Last updated on January 3, 2021
As racism against Asian Americans amid COVID-19 has received a large amount of attention within the mainstream media in recent months, I have been thinking about another prominent issue that has gone largely under the radar in the past few years: the appropriation of Asian culture and its normalization within Western society.
To be clear, the appropriation of Asian culture (and many other cultures) is not a new phenomenon, and has in fact been deeply rooted in Western culture for decades. For instance, according to Time, Asian food has a long history of being considered cheap and dirty in the United States. These attitudes towards Asian cuisine were especially heightened after the passing of the Naturalization Act of 1965, which abolished the country’s immigration quota system and allowed more Chinese to establish themselves in the U.S., many of them doing so by opening up inexpensive restaurants. Some even argue that it was not until elite Western restaurant owners realized they could profit off of selling Asian food that they adopted exotified Asian cuisine onto their menus.
However, in recent years, I have become much more aware of not only the blatantly problematic appropriation of cultures in modern society but also of the seamless blending and normalization of these actions into the fabric of our society.
One trend in particular that caught my attention in recent months is the Fox Eye Challenge. When I first came across the trend on Tik Tok I did not think much of it. However, reflecting upon the trend in the past few weeks, I have come to the stark realization of not only how inappropriate it is, but also how my initial reaction to the trend is indicative of how normalized cultural appropriation has become.

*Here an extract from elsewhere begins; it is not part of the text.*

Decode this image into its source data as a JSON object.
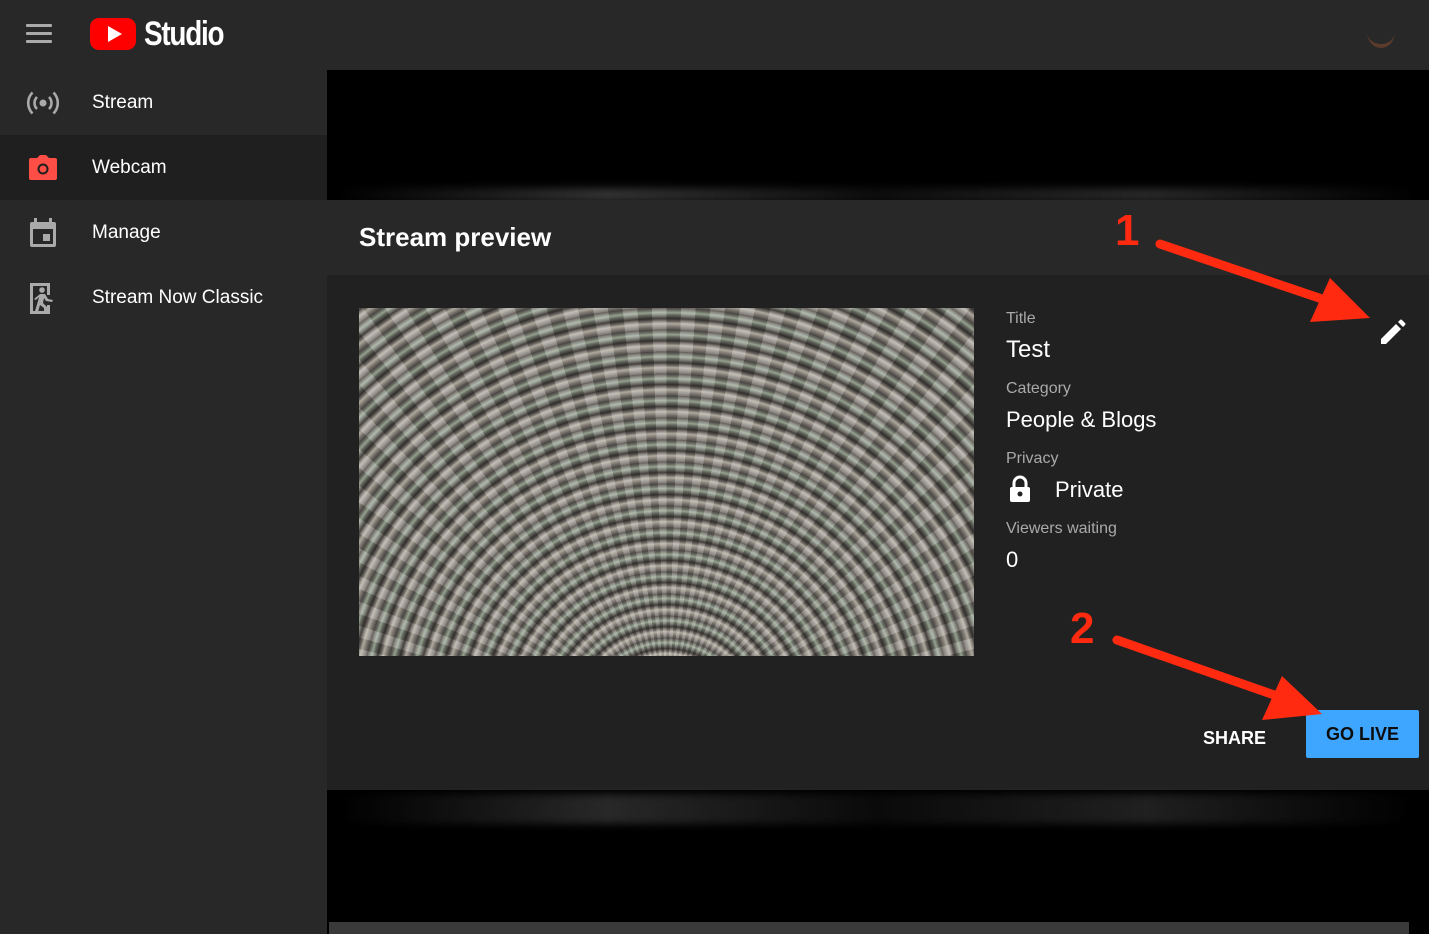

For those who are unfamiliar with the Fox Eye Challenge, it was a popular trend on social media earlier this year. Promoted by celebrities such as Kendall Jenner and Bella Hadid, the trend challenges make-up users to create an ‘almond’ shaped eye look. Fox-eye makeup tutorials include shaving off or redrawing your eyebrows and using eyeshadow to create a cat-eye flick towards your temples. Many individuals took the trend further by pulling their hair into a tight ponytail and posing for photos with their hands pulling their eyes back.
While I do not have an issue with cat-eye makeup, I found the motion of physically pulling one’s eye upward to be insensitive and immensely inappropriate. For one, many people do not realize that the gesture has a racially charged history. Consider, for instance, Henri Meyer’s French political cartoon, “China – The Cake of Kings,” a satirical depiction of imperialism in the 1890s (you have most likely seen the image in your history class). The cartoon portrays Chinese and Japanese world leaders with features mirroring the fox-eye trend and was used to make Chinese more barbaric looking in order to justify imperialism.
Even worse, many Asians living in predominantly non-Asian or white neighborhoods have experienced bullying and mocking for the shape of their eyes. I remember the ways my classmates use to taunt me for my slim and narrow eye shape, and how self-conscious I would feel having to draw my eyes on self-portraits. I remember the day when the only other Asian on my sports team was humiliated by our coach for apparently having “eyes like slits” which “made it impossible for her to see the ball.” It is frustrating that a sea of primarily white women are given praise and compliments for recreating a facial feature that has historically been a source of insecurity, mockery, and judgment for Asians. Why is it that oftentimes another racial group’s appearance and culture are only deemed beautiful when the white population jumps on the bandwagon? Our eyes are not a trend, and exotifying other race’s culture or appearance is not only inappropriate but also hurtful.
There is a fine line between cultural appropriation and cultural appreciation. It is important that when using aspects from another culture, you are constantly questioning your motives for doing so. If the answer is for personal gain or because it is trendy, then you are guilty of cultural appropriation. However, if you genuinely seek to understand and honor another culture, then make sure you are actively learning about the culture and doing so in a way that is not only respectful but also not perpetuating and exotifying pre-existing cultural stereotypes. Especially in this time of national racial reckoning, it is important that we are all more mindful of our actions and are actively working to promote inclusion and acceptance of all cultures, identities, and backgrounds.